When we look at some of the initial trends surrounding cannabis legalization campaigns, it’s clear that most campaign donations and funding came from advocacy groups and wealthy folks who supported the cause. But it’s a new world. According to campaign finance records, nearly all of the money behind the five legalization initiatives in the November 2022 midterm elections was provided from the industry, MJBizDaily reports.
A full decade after the first states in the U.S. legalized cannabis for adult-use, this new trend represents a large shift. Of the nearly $20 million combined funds raised for campaigns in Arkansas, Maryland, Missouri, and North and South Dakota, at least $19.05 million (95% of the total) came from sources identifiable as cannabis industry businesses, per the latest campaign finance records.
The shift, in part, simply shows the growth of the U.S. cannabis industry over the past decade, though it also signals new priorities; existing medical cannabis companies are pushing for limited-license markets in adult-use states, while advocacy-driven campaigns often asked voters to treat cannabis like alcohol in the past.
Of the total campaign contributions for Arkansas, a staggering 99.8% were from industry sources, followed by a similarly dominating 99.1% for Maryland, 94% for Missouri and 86.7% for South Dakota. North Dakota was the outlier, with just 32.7% of contributions coming from industry sources.
Experts told MJBizDaily that this data also shows where advocacy groups like the Marijuana Policy Project and Drug Policy Alliance, which once had full focus on cannabis legalization, are now turning their attention to new efforts, like legalizing psychedelics and decriminalizing other drugs.
With 30 states boasting legal recreational and/or medical cannabis, “People feel the mission’s been accomplished,” said Mason Tvert, who campaigned in the 2012 Colorado legalization campaign and currently works as a partner at Denver-based political consultancy VS Strategies.
Ohio State University law professor Douglas Berman noted that there wasn’t much of an industry to support campaigns in the early days, though once it began to emerge, attitudes around advocacy shifted, demanding from the industry leaders that were reaping the benefits of cannabis legalization.
“There was a sense of, ‘Hey, it’s important for you industry players to continue the forward momentum of legal change. Don’t continue to ride off of our backs. We got this started; now it’s your job to keep this momentum going,” Berman told MJBizDaily.
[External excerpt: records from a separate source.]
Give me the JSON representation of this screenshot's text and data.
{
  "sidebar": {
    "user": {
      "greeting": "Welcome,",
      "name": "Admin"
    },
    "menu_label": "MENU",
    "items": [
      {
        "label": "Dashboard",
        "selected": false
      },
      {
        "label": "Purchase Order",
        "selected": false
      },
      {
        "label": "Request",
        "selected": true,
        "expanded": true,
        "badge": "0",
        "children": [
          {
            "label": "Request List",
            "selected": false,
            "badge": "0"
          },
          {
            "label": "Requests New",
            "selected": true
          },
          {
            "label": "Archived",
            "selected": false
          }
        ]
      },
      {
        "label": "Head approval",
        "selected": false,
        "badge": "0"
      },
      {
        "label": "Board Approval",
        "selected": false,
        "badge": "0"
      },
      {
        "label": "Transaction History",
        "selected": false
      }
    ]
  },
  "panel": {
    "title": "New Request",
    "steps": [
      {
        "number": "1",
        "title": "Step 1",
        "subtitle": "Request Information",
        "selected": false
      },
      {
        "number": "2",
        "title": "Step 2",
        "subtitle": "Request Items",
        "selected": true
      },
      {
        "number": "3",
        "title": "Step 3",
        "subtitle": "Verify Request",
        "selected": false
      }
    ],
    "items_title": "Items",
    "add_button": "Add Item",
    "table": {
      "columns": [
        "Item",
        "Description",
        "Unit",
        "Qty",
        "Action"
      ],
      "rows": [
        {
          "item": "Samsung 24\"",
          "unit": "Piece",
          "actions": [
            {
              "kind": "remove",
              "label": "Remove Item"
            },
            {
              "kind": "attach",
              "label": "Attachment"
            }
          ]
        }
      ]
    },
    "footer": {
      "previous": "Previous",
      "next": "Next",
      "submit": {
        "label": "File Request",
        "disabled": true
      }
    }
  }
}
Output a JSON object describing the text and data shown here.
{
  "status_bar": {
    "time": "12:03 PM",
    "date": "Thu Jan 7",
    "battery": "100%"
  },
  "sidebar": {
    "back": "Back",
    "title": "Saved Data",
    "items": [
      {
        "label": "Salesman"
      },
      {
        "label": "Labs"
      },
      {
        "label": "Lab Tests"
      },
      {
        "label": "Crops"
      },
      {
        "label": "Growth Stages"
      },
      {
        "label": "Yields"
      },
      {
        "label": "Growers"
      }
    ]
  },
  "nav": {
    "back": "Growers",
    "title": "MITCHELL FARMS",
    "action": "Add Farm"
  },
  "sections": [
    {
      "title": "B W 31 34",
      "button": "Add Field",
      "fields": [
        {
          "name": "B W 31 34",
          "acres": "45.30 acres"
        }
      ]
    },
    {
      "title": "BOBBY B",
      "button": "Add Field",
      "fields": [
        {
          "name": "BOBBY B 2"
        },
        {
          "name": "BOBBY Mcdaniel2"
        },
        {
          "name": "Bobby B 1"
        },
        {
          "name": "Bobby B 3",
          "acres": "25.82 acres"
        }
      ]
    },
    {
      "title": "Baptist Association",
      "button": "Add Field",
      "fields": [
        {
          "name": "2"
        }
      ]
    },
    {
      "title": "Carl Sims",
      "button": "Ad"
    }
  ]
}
Some experts pointed to the mixed results from the election (Maryland and Missouri voted in recreational cannabis, but Arkansas, and North and South Dakota did not) as a sign of potential risks of this shift. Namely, industry players risk losing support from activists pushing for criminal justice reform, home-grow allowance and social equity provisions within legalization laws.
The early days of cannabis legalization also had different focuses—less on social equity or the nitty gritty details like license caps and taxation, instead simply looking to treat cannabis like alcohol. Today, some of those more tedious details are worked out in Congress and state capitol buildings, and there’s still no concrete roadmap to success.
Today, most of the legalization efforts have also shifted from more liberal states to more challenging, conservative states. Eugene Monroe, the campaign chair of MD Can 2022, the Maryland legalization measure, argued that industry support is now more practical.
“We went to the industry for investment because, quite honestly, that’s the biggest recipient of the economic benefit of investing in legalization,” he told MJBizDaily. “It’s the industry now, because it’s not so much focused on advocates fighting for their health or human rights, or battling against prohibition.”
Looking ahead, many critics believe that established cannabis companies will have to balance market share desires with social justice considerations; otherwise, it may be hard to win over enough support.
Berman even said that we could see “competing proposals” in the future, drawing a clear line between activist- and industry-generated measures.